**Component data from apps and pages**
========

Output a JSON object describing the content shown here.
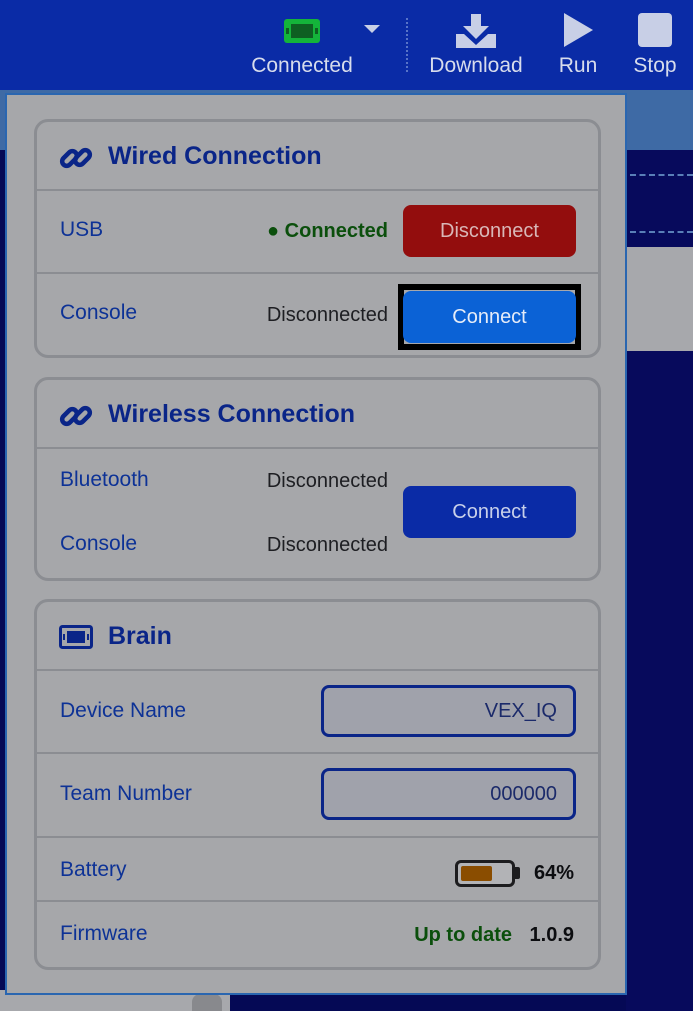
{
  "toolbar": {
    "connected_label": "Connected",
    "download_label": "Download",
    "run_label": "Run",
    "stop_label": "Stop"
  },
  "wired": {
    "title": "Wired Connection",
    "usb_label": "USB",
    "usb_status": "Connected",
    "usb_button": "Disconnect",
    "console_label": "Console",
    "console_status": "Disconnected",
    "console_button": "Connect"
  },
  "wireless": {
    "title": "Wireless Connection",
    "bluetooth_label": "Bluetooth",
    "bluetooth_status": "Disconnected",
    "console_label": "Console",
    "console_status": "Disconnected",
    "button": "Connect"
  },
  "brain": {
    "title": "Brain",
    "device_name_label": "Device Name",
    "device_name_value": "VEX_IQ",
    "team_number_label": "Team Number",
    "team_number_value": "000000",
    "battery_label": "Battery",
    "battery_percent": "64%",
    "battery_level": 0.64,
    "firmware_label": "Firmware",
    "firmware_status": "Up to date",
    "firmware_version": "1.0.9"
  },
  "colors": {
    "toolbar": "#0a2ba6",
    "accent": "#0a2588",
    "connected_green": "#0b4f0c",
    "disconnect_red": "#930d0d",
    "connect_blue": "#0b62d6",
    "battery": "#8a4d00"
  },
  "icons": {
    "connected": "brain-icon",
    "connected_menu": "caret-down-icon",
    "download": "download-icon",
    "run": "play-icon",
    "stop": "stop-icon",
    "wired": "link-icon",
    "wireless": "link-icon",
    "brain": "brain-icon"
  }
}
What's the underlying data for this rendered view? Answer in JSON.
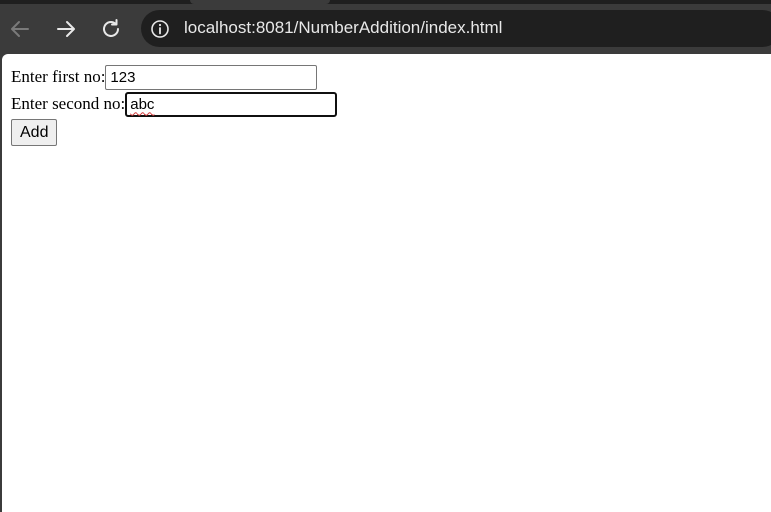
{
  "browser": {
    "url": "localhost:8081/NumberAddition/index.html",
    "icons": {
      "back": "arrow-left-icon",
      "forward": "arrow-right-icon",
      "reload": "reload-icon",
      "site_info": "info-icon"
    }
  },
  "form": {
    "first_label": "Enter first no:",
    "first_value": "123",
    "second_label": "Enter second no:",
    "second_value": "abc",
    "submit_label": "Add"
  }
}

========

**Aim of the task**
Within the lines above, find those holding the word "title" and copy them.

**Task solution**
    "title": "Wired Connection",
    "title": "Wireless Connection",
    "title": "Brain",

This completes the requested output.